▶ **WHAT YOU ARE ASKED TO DO**
Extract every entry word for word. Skip the pictures.

[Data about app and page elements]
· · · · · · ·

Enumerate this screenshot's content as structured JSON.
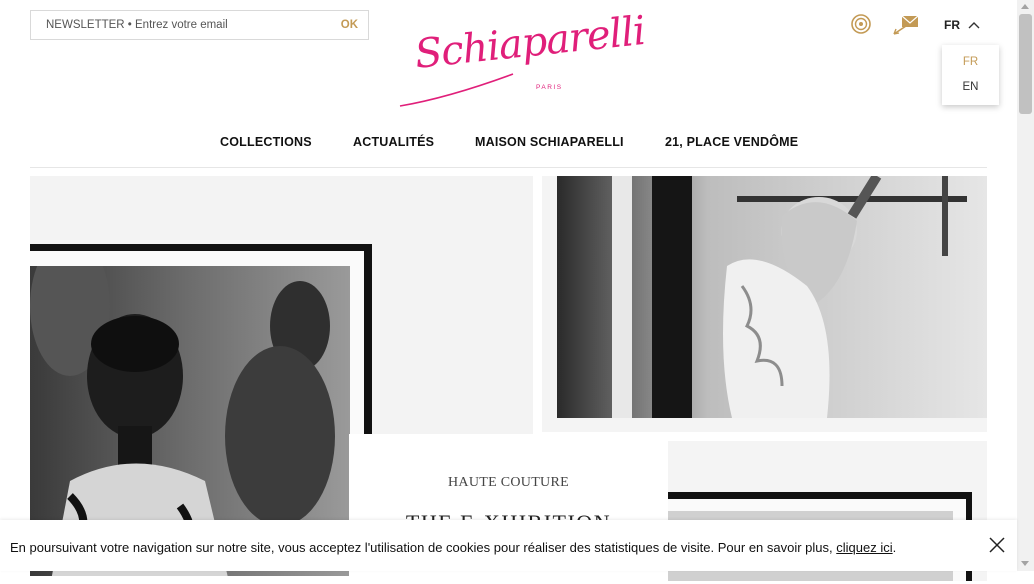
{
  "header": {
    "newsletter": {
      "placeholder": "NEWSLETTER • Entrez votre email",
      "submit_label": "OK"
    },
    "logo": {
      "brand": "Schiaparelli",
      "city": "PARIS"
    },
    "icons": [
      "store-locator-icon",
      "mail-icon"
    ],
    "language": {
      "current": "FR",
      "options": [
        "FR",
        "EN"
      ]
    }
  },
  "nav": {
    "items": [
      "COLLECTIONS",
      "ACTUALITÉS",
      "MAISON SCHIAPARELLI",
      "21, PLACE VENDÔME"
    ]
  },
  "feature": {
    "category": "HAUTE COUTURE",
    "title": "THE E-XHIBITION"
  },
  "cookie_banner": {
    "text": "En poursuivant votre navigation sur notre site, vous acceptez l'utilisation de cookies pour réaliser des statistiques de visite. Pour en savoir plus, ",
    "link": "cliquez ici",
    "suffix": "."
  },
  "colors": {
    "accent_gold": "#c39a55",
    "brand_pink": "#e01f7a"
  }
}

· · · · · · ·

▶ **RESPONSE BOX**
Enumerate this screenshot's content as structured JSON.
{
  "header": {
    "newsletter": {
      "placeholder": "NEWSLETTER • Entrez votre email",
      "submit_label": "OK"
    },
    "logo": {
      "brand": "Schiaparelli",
      "city": "PARIS"
    },
    "icons": [
      "store-locator-icon",
      "mail-icon"
    ],
    "language": {
      "current": "FR",
      "options": [
        "FR",
        "EN"
      ]
    }
  },
  "nav": {
    "items": [
      "COLLECTIONS",
      "ACTUALITÉS",
      "MAISON SCHIAPARELLI",
      "21, PLACE VENDÔME"
    ]
  },
  "feature": {
    "category": "HAUTE COUTURE",
    "title": "THE E-XHIBITION"
  },
  "cookie_banner": {
    "text": "En poursuivant votre navigation sur notre site, vous acceptez l'utilisation de cookies pour réaliser des statistiques de visite. Pour en savoir plus, ",
    "link": "cliquez ici",
    "suffix": "."
  },
  "colors": {
    "accent_gold": "#c39a55",
    "brand_pink": "#e01f7a"
  }
}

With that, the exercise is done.